» Recorded data
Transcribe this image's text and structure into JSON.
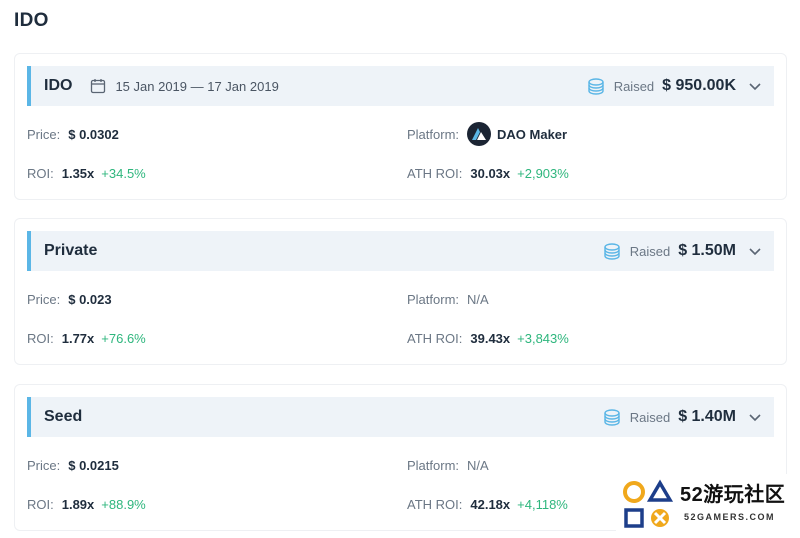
{
  "page": {
    "title": "IDO"
  },
  "rounds": [
    {
      "name": "IDO",
      "date_range": "15 Jan 2019 — 17 Jan 2019",
      "raised_label": "Raised",
      "raised_value": "$ 950.00K",
      "price_label": "Price:",
      "price_value": "$ 0.0302",
      "platform_label": "Platform:",
      "platform_value": "DAO Maker",
      "roi_label": "ROI:",
      "roi_value": "1.35x",
      "roi_pct": "+34.5%",
      "ath_label": "ATH ROI:",
      "ath_value": "30.03x",
      "ath_pct": "+2,903%"
    },
    {
      "name": "Private",
      "raised_label": "Raised",
      "raised_value": "$ 1.50M",
      "price_label": "Price:",
      "price_value": "$ 0.023",
      "platform_label": "Platform:",
      "platform_value": "N/A",
      "roi_label": "ROI:",
      "roi_value": "1.77x",
      "roi_pct": "+76.6%",
      "ath_label": "ATH ROI:",
      "ath_value": "39.43x",
      "ath_pct": "+3,843%"
    },
    {
      "name": "Seed",
      "raised_label": "Raised",
      "raised_value": "$ 1.40M",
      "price_label": "Price:",
      "price_value": "$ 0.0215",
      "platform_label": "Platform:",
      "platform_value": "N/A",
      "roi_label": "ROI:",
      "roi_value": "1.89x",
      "roi_pct": "+88.9%",
      "ath_label": "ATH ROI:",
      "ath_value": "42.18x",
      "ath_pct": "+4,118%"
    }
  ],
  "watermark": {
    "text": "52游玩社区",
    "sub": "52GAMERS.COM"
  },
  "icons": {
    "date": "calendar-icon",
    "raised": "coins-icon",
    "expand": "chevron-down-icon"
  },
  "colors": {
    "accent": "#5bb6e6",
    "positive": "#2eb67d",
    "header_bg": "#eef3f8"
  }
}
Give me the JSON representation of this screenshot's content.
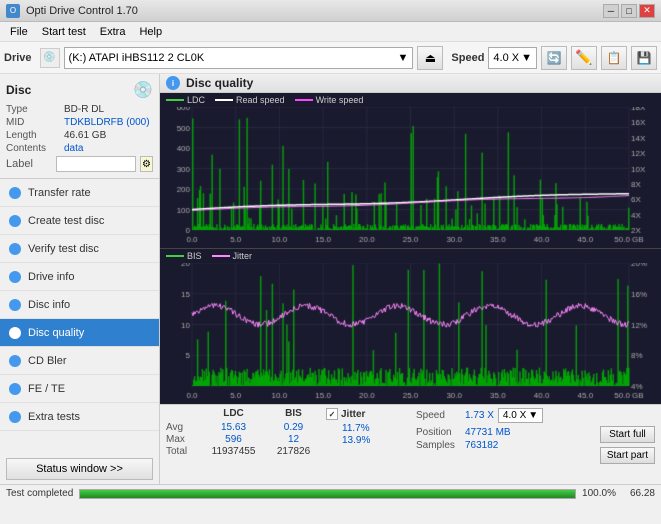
{
  "window": {
    "title": "Opti Drive Control 1.70",
    "icon": "O"
  },
  "titlebar": {
    "minimize": "─",
    "maximize": "□",
    "close": "✕"
  },
  "menu": {
    "items": [
      "File",
      "Start test",
      "Extra",
      "Help"
    ]
  },
  "toolbar": {
    "drive_label": "Drive",
    "drive_icon": "💿",
    "drive_value": "(K:)  ATAPI iHBS112  2 CL0K",
    "eject_icon": "⏏",
    "speed_label": "Speed",
    "speed_value": "4.0 X",
    "btn1": "🔄",
    "btn2": "🖊",
    "btn3": "📋",
    "btn4": "💾"
  },
  "disc": {
    "title": "Disc",
    "icon": "💿",
    "type_label": "Type",
    "type_value": "BD-R DL",
    "mid_label": "MID",
    "mid_value": "TDKBLDRFB (000)",
    "length_label": "Length",
    "length_value": "46.61 GB",
    "contents_label": "Contents",
    "contents_value": "data",
    "label_label": "Label",
    "label_value": "",
    "label_placeholder": ""
  },
  "nav": {
    "items": [
      {
        "id": "transfer-rate",
        "label": "Transfer rate",
        "active": false
      },
      {
        "id": "create-test-disc",
        "label": "Create test disc",
        "active": false
      },
      {
        "id": "verify-test-disc",
        "label": "Verify test disc",
        "active": false
      },
      {
        "id": "drive-info",
        "label": "Drive info",
        "active": false
      },
      {
        "id": "disc-info",
        "label": "Disc info",
        "active": false
      },
      {
        "id": "disc-quality",
        "label": "Disc quality",
        "active": true
      },
      {
        "id": "cd-bler",
        "label": "CD Bler",
        "active": false
      },
      {
        "id": "fe-te",
        "label": "FE / TE",
        "active": false
      },
      {
        "id": "extra-tests",
        "label": "Extra tests",
        "active": false
      }
    ]
  },
  "status_window_btn": "Status window >>",
  "progress": {
    "value": 100,
    "text": "100.0%",
    "status": "Test completed",
    "right_value": "66.28"
  },
  "disc_quality": {
    "title": "Disc quality",
    "legend": {
      "ldc_label": "LDC",
      "read_speed_label": "Read speed",
      "write_speed_label": "Write speed",
      "bis_label": "BIS",
      "jitter_label": "Jitter"
    }
  },
  "stats": {
    "col_ldc": "LDC",
    "col_bis": "BIS",
    "col_jitter": "Jitter",
    "row_avg": "Avg",
    "row_max": "Max",
    "row_total": "Total",
    "ldc_avg": "15.63",
    "ldc_max": "596",
    "ldc_total": "11937455",
    "bis_avg": "0.29",
    "bis_max": "12",
    "bis_total": "217826",
    "jitter_avg": "11.7%",
    "jitter_max": "13.9%",
    "jitter_checked": true,
    "speed_label": "Speed",
    "speed_value": "1.73 X",
    "speed_dropdown": "4.0 X",
    "position_label": "Position",
    "position_value": "47731 MB",
    "samples_label": "Samples",
    "samples_value": "763182",
    "start_full_label": "Start full",
    "start_part_label": "Start part"
  },
  "chart1": {
    "y_max": 600,
    "y_labels": [
      "600",
      "500",
      "400",
      "300",
      "200",
      "100",
      "0.0"
    ],
    "y_right_labels": [
      "18X",
      "16X",
      "14X",
      "12X",
      "10X",
      "8X",
      "6X",
      "4X",
      "2X"
    ],
    "x_labels": [
      "0.0",
      "5.0",
      "10.0",
      "15.0",
      "20.0",
      "25.0",
      "30.0",
      "35.0",
      "40.0",
      "45.0",
      "50.0 GB"
    ]
  },
  "chart2": {
    "y_max": 20,
    "y_labels": [
      "20",
      "15",
      "10",
      "5",
      "0.0"
    ],
    "y_right_labels": [
      "20%",
      "16%",
      "12%",
      "8%",
      "4%"
    ],
    "x_labels": [
      "0.0",
      "5.0",
      "10.0",
      "15.0",
      "20.0",
      "25.0",
      "30.0",
      "35.0",
      "40.0",
      "45.0",
      "50.0 GB"
    ]
  }
}
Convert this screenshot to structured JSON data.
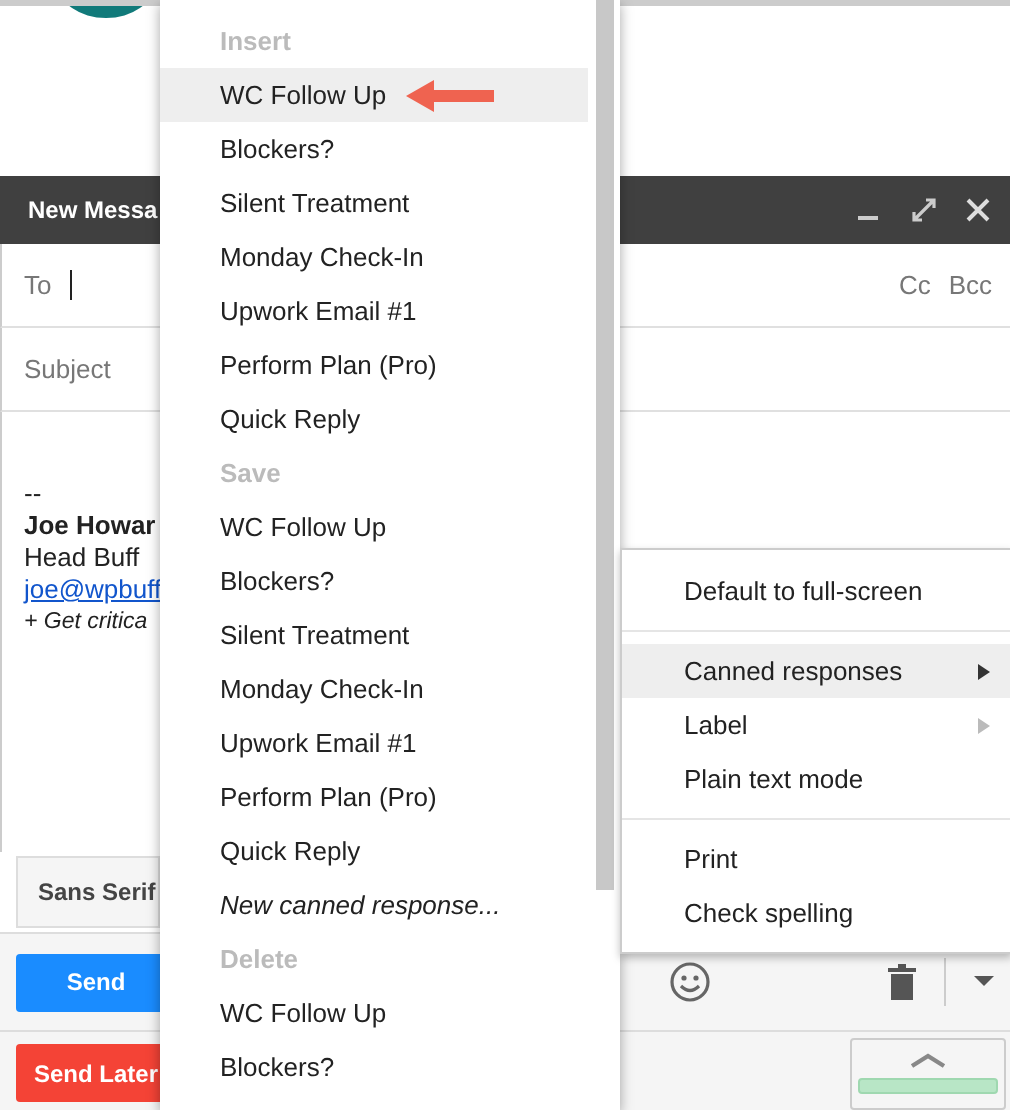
{
  "compose": {
    "title": "New Messa",
    "to_label": "To",
    "cc": "Cc",
    "bcc": "Bcc",
    "subject_placeholder": "Subject",
    "signature": {
      "separator": "--",
      "name": "Joe Howar",
      "role": "Head Buff",
      "email": "joe@wpbuff",
      "tagline": "+ Get critica"
    },
    "font": "Sans Serif",
    "send": "Send",
    "send_later": "Send Later"
  },
  "canned_menu": {
    "sections": [
      {
        "heading": "Insert",
        "items": [
          {
            "kind": "response",
            "label": "WC Follow Up",
            "selected": true,
            "marked": true
          },
          {
            "kind": "response",
            "label": "Blockers?",
            "selected": false
          },
          {
            "kind": "response",
            "label": "Silent Treatment",
            "selected": false
          },
          {
            "kind": "response",
            "label": "Monday Check-In",
            "selected": false
          },
          {
            "kind": "response",
            "label": "Upwork Email #1",
            "selected": false
          },
          {
            "kind": "response",
            "label": "Perform Plan (Pro)",
            "selected": false
          },
          {
            "kind": "response",
            "label": "Quick Reply",
            "selected": false
          }
        ]
      },
      {
        "heading": "Save",
        "items": [
          {
            "kind": "response",
            "label": "WC Follow Up",
            "selected": false
          },
          {
            "kind": "response",
            "label": "Blockers?",
            "selected": false
          },
          {
            "kind": "response",
            "label": "Silent Treatment",
            "selected": false
          },
          {
            "kind": "response",
            "label": "Monday Check-In",
            "selected": false
          },
          {
            "kind": "response",
            "label": "Upwork Email #1",
            "selected": false
          },
          {
            "kind": "response",
            "label": "Perform Plan (Pro)",
            "selected": false
          },
          {
            "kind": "response",
            "label": "Quick Reply",
            "selected": false
          },
          {
            "kind": "new",
            "label": "New canned response...",
            "selected": false
          }
        ]
      },
      {
        "heading": "Delete",
        "items": [
          {
            "kind": "response",
            "label": "WC Follow Up",
            "selected": false
          },
          {
            "kind": "response",
            "label": "Blockers?",
            "selected": false
          }
        ]
      }
    ]
  },
  "more_menu": {
    "groups": [
      [
        {
          "label": "Default to full-screen",
          "selected": false
        }
      ],
      [
        {
          "label": "Canned responses",
          "selected": true,
          "submenu": true,
          "submenu_enabled": true
        },
        {
          "label": "Label",
          "selected": false,
          "submenu": true,
          "submenu_enabled": false
        },
        {
          "label": "Plain text mode",
          "selected": false
        }
      ],
      [
        {
          "label": "Print",
          "selected": false
        },
        {
          "label": "Check spelling",
          "selected": false
        }
      ]
    ]
  }
}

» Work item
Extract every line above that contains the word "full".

» Reply to the exercise
    "start_full_label": "Start full",
          "label": "Default to full-screen",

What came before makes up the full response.